▶ **Excerpted records**
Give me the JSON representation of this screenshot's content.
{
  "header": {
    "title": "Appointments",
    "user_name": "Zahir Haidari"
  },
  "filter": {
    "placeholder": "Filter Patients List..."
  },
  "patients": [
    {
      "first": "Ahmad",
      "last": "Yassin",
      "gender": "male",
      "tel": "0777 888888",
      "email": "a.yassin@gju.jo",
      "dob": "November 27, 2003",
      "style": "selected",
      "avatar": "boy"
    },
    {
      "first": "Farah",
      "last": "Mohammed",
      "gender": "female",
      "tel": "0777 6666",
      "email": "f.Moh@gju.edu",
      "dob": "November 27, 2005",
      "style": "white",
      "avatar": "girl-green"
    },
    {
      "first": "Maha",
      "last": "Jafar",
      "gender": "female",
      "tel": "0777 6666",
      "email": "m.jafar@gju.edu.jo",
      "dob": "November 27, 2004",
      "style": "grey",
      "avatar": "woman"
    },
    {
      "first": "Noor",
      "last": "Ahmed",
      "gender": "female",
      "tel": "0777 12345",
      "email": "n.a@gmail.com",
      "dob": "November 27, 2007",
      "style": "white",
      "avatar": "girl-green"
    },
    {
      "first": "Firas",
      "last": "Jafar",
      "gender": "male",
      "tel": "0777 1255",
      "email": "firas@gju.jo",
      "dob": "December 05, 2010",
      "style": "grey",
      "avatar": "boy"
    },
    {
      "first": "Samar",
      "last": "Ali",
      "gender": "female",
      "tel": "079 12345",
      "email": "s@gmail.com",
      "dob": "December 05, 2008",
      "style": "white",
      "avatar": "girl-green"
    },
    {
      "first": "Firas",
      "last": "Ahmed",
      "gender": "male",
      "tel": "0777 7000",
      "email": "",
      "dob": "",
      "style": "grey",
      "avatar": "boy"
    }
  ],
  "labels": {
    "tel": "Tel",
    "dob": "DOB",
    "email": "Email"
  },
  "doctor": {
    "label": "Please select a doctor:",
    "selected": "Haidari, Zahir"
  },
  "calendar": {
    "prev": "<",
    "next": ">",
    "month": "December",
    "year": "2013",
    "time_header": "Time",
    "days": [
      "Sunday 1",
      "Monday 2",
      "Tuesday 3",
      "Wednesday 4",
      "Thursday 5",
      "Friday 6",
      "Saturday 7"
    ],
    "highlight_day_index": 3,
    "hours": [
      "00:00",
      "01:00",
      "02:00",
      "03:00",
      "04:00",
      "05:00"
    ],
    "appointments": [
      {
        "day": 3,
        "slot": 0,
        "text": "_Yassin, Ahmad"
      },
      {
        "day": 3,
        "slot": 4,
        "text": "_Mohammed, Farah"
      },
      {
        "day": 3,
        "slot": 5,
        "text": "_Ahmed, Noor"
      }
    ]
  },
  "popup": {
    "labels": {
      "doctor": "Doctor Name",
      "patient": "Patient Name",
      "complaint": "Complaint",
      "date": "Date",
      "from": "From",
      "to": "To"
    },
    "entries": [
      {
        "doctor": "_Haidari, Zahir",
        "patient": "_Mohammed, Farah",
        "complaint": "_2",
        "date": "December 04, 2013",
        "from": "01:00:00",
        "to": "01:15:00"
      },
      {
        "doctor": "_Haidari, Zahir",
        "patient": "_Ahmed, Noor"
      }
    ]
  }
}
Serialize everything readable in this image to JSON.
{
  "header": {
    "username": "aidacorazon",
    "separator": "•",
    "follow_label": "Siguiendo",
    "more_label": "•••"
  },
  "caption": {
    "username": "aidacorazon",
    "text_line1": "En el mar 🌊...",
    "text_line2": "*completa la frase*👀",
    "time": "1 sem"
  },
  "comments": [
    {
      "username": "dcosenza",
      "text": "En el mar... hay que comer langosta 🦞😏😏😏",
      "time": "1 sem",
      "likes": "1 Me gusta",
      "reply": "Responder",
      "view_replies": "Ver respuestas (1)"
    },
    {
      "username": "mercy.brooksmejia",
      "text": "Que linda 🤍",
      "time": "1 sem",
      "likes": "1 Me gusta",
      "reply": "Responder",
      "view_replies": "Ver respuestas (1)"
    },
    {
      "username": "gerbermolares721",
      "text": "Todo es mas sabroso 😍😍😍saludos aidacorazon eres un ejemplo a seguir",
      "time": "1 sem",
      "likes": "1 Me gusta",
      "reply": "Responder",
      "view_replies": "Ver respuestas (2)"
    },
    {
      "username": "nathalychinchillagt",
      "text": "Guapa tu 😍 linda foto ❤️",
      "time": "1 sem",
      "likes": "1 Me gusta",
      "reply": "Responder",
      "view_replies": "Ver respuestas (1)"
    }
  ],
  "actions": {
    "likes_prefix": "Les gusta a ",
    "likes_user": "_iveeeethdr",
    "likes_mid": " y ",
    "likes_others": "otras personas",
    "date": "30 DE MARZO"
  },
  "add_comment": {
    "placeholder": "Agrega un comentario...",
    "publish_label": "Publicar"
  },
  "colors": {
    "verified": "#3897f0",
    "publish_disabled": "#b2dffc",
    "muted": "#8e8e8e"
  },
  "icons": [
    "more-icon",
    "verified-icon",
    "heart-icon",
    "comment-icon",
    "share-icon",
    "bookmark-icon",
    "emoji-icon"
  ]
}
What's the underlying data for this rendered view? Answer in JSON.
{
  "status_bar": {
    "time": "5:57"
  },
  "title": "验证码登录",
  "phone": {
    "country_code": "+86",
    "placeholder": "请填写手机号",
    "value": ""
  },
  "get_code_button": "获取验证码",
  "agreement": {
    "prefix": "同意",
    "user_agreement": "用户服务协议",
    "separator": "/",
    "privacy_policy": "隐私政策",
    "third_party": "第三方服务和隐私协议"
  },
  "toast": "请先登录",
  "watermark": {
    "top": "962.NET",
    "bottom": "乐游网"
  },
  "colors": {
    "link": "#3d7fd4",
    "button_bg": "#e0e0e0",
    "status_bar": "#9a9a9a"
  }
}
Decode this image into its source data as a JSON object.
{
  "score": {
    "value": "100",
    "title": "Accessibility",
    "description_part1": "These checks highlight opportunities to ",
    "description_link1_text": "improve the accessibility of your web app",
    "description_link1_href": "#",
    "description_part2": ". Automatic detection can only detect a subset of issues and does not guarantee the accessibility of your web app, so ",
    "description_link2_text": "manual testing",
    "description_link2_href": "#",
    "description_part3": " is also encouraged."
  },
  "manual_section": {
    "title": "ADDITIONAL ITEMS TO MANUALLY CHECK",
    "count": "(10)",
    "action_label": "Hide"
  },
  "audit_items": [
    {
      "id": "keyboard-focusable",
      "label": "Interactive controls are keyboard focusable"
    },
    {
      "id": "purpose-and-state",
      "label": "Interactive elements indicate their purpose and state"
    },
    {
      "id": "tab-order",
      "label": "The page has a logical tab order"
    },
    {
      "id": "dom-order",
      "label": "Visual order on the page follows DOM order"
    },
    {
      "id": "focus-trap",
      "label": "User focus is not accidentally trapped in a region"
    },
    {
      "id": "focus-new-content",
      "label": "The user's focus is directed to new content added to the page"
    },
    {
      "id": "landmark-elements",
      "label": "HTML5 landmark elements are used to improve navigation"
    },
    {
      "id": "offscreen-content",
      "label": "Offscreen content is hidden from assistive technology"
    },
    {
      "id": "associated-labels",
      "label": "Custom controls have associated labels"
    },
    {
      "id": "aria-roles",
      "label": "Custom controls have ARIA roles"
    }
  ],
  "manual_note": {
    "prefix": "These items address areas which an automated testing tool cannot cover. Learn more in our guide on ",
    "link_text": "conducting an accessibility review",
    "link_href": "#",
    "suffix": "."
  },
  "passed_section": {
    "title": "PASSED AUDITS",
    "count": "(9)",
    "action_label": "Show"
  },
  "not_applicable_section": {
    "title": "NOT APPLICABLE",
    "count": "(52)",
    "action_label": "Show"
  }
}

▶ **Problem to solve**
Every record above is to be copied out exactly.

▶ **The answer**
Give me the JSON representation of this screenshot's content.
{
  "header": {
    "title": "Appointments",
    "user_name": "Zahir Haidari"
  },
  "filter": {
    "placeholder": "Filter Patients List..."
  },
  "patients": [
    {
      "first": "Ahmad",
      "last": "Yassin",
      "gender": "male",
      "tel": "0777 888888",
      "email": "a.yassin@gju.jo",
      "dob": "November 27, 2003",
      "style": "selected",
      "avatar": "boy"
    },
    {
      "first": "Farah",
      "last": "Mohammed",
      "gender": "female",
      "tel": "0777 6666",
      "email": "f.Moh@gju.edu",
      "dob": "November 27, 2005",
      "style": "white",
      "avatar": "girl-green"
    },
    {
      "first": "Maha",
      "last": "Jafar",
      "gender": "female",
      "tel": "0777 6666",
      "email": "m.jafar@gju.edu.jo",
      "dob": "November 27, 2004",
      "style": "grey",
      "avatar": "woman"
    },
    {
      "first": "Noor",
      "last": "Ahmed",
      "gender": "female",
      "tel": "0777 12345",
      "email": "n.a@gmail.com",
      "dob": "November 27, 2007",
      "style": "white",
      "avatar": "girl-green"
    },
    {
      "first": "Firas",
      "last": "Jafar",
      "gender": "male",
      "tel": "0777 1255",
      "email": "firas@gju.jo",
      "dob": "December 05, 2010",
      "style": "grey",
      "avatar": "boy"
    },
    {
      "first": "Samar",
      "last": "Ali",
      "gender": "female",
      "tel": "079 12345",
      "email": "s@gmail.com",
      "dob": "December 05, 2008",
      "style": "white",
      "avatar": "girl-green"
    },
    {
      "first": "Firas",
      "last": "Ahmed",
      "gender": "male",
      "tel": "0777 7000",
      "email": "",
      "dob": "",
      "style": "grey",
      "avatar": "boy"
    }
  ],
  "labels": {
    "tel": "Tel",
    "dob": "DOB",
    "email": "Email"
  },
  "doctor": {
    "label": "Please select a doctor:",
    "selected": "Haidari, Zahir"
  },
  "calendar": {
    "prev": "<",
    "next": ">",
    "month": "December",
    "year": "2013",
    "time_header": "Time",
    "days": [
      "Sunday 1",
      "Monday 2",
      "Tuesday 3",
      "Wednesday 4",
      "Thursday 5",
      "Friday 6",
      "Saturday 7"
    ],
    "highlight_day_index": 3,
    "hours": [
      "00:00",
      "01:00",
      "02:00",
      "03:00",
      "04:00",
      "05:00"
    ],
    "appointments": [
      {
        "day": 3,
        "slot": 0,
        "text": "_Yassin, Ahmad"
      },
      {
        "day": 3,
        "slot": 4,
        "text": "_Mohammed, Farah"
      },
      {
        "day": 3,
        "slot": 5,
        "text": "_Ahmed, Noor"
      }
    ]
  },
  "popup": {
    "labels": {
      "doctor": "Doctor Name",
      "patient": "Patient Name",
      "complaint": "Complaint",
      "date": "Date",
      "from": "From",
      "to": "To"
    },
    "entries": [
      {
        "doctor": "_Haidari, Zahir",
        "patient": "_Mohammed, Farah",
        "complaint": "_2",
        "date": "December 04, 2013",
        "from": "01:00:00",
        "to": "01:15:00"
      },
      {
        "doctor": "_Haidari, Zahir",
        "patient": "_Ahmed, Noor"
      }
    ]
  }
}
Serialize everything readable in this image to JSON.
{
  "header": {
    "username": "aidacorazon",
    "separator": "•",
    "follow_label": "Siguiendo",
    "more_label": "•••"
  },
  "caption": {
    "username": "aidacorazon",
    "text_line1": "En el mar 🌊...",
    "text_line2": "*completa la frase*👀",
    "time": "1 sem"
  },
  "comments": [
    {
      "username": "dcosenza",
      "text": "En el mar... hay que comer langosta 🦞😏😏😏",
      "time": "1 sem",
      "likes": "1 Me gusta",
      "reply": "Responder",
      "view_replies": "Ver respuestas (1)"
    },
    {
      "username": "mercy.brooksmejia",
      "text": "Que linda 🤍",
      "time": "1 sem",
      "likes": "1 Me gusta",
      "reply": "Responder",
      "view_replies": "Ver respuestas (1)"
    },
    {
      "username": "gerbermolares721",
      "text": "Todo es mas sabroso 😍😍😍saludos aidacorazon eres un ejemplo a seguir",
      "time": "1 sem",
      "likes": "1 Me gusta",
      "reply": "Responder",
      "view_replies": "Ver respuestas (2)"
    },
    {
      "username": "nathalychinchillagt",
      "text": "Guapa tu 😍 linda foto ❤️",
      "time": "1 sem",
      "likes": "1 Me gusta",
      "reply": "Responder",
      "view_replies": "Ver respuestas (1)"
    }
  ],
  "actions": {
    "likes_prefix": "Les gusta a ",
    "likes_user": "_iveeeethdr",
    "likes_mid": " y ",
    "likes_others": "otras personas",
    "date": "30 DE MARZO"
  },
  "add_comment": {
    "placeholder": "Agrega un comentario...",
    "publish_label": "Publicar"
  },
  "colors": {
    "verified": "#3897f0",
    "publish_disabled": "#b2dffc",
    "muted": "#8e8e8e"
  },
  "icons": [
    "more-icon",
    "verified-icon",
    "heart-icon",
    "comment-icon",
    "share-icon",
    "bookmark-icon",
    "emoji-icon"
  ]
}
What's the underlying data for this rendered view? Answer in JSON.
{
  "status_bar": {
    "time": "5:57"
  },
  "title": "验证码登录",
  "phone": {
    "country_code": "+86",
    "placeholder": "请填写手机号",
    "value": ""
  },
  "get_code_button": "获取验证码",
  "agreement": {
    "prefix": "同意",
    "user_agreement": "用户服务协议",
    "separator": "/",
    "privacy_policy": "隐私政策",
    "third_party": "第三方服务和隐私协议"
  },
  "toast": "请先登录",
  "watermark": {
    "top": "962.NET",
    "bottom": "乐游网"
  },
  "colors": {
    "link": "#3d7fd4",
    "button_bg": "#e0e0e0",
    "status_bar": "#9a9a9a"
  }
}
Decode this image into its source data as a JSON object.
{
  "score": {
    "value": "100",
    "title": "Accessibility",
    "description_part1": "These checks highlight opportunities to ",
    "description_link1_text": "improve the accessibility of your web app",
    "description_link1_href": "#",
    "description_part2": ". Automatic detection can only detect a subset of issues and does not guarantee the accessibility of your web app, so ",
    "description_link2_text": "manual testing",
    "description_link2_href": "#",
    "description_part3": " is also encouraged."
  },
  "manual_section": {
    "title": "ADDITIONAL ITEMS TO MANUALLY CHECK",
    "count": "(10)",
    "action_label": "Hide"
  },
  "audit_items": [
    {
      "id": "keyboard-focusable",
      "label": "Interactive controls are keyboard focusable"
    },
    {
      "id": "purpose-and-state",
      "label": "Interactive elements indicate their purpose and state"
    },
    {
      "id": "tab-order",
      "label": "The page has a logical tab order"
    },
    {
      "id": "dom-order",
      "label": "Visual order on the page follows DOM order"
    },
    {
      "id": "focus-trap",
      "label": "User focus is not accidentally trapped in a region"
    },
    {
      "id": "focus-new-content",
      "label": "The user's focus is directed to new content added to the page"
    },
    {
      "id": "landmark-elements",
      "label": "HTML5 landmark elements are used to improve navigation"
    },
    {
      "id": "offscreen-content",
      "label": "Offscreen content is hidden from assistive technology"
    },
    {
      "id": "associated-labels",
      "label": "Custom controls have associated labels"
    },
    {
      "id": "aria-roles",
      "label": "Custom controls have ARIA roles"
    }
  ],
  "manual_note": {
    "prefix": "These items address areas which an automated testing tool cannot cover. Learn more in our guide on ",
    "link_text": "conducting an accessibility review",
    "link_href": "#",
    "suffix": "."
  },
  "passed_section": {
    "title": "PASSED AUDITS",
    "count": "(9)",
    "action_label": "Show"
  },
  "not_applicable_section": {
    "title": "NOT APPLICABLE",
    "count": "(52)",
    "action_label": "Show"
  }
}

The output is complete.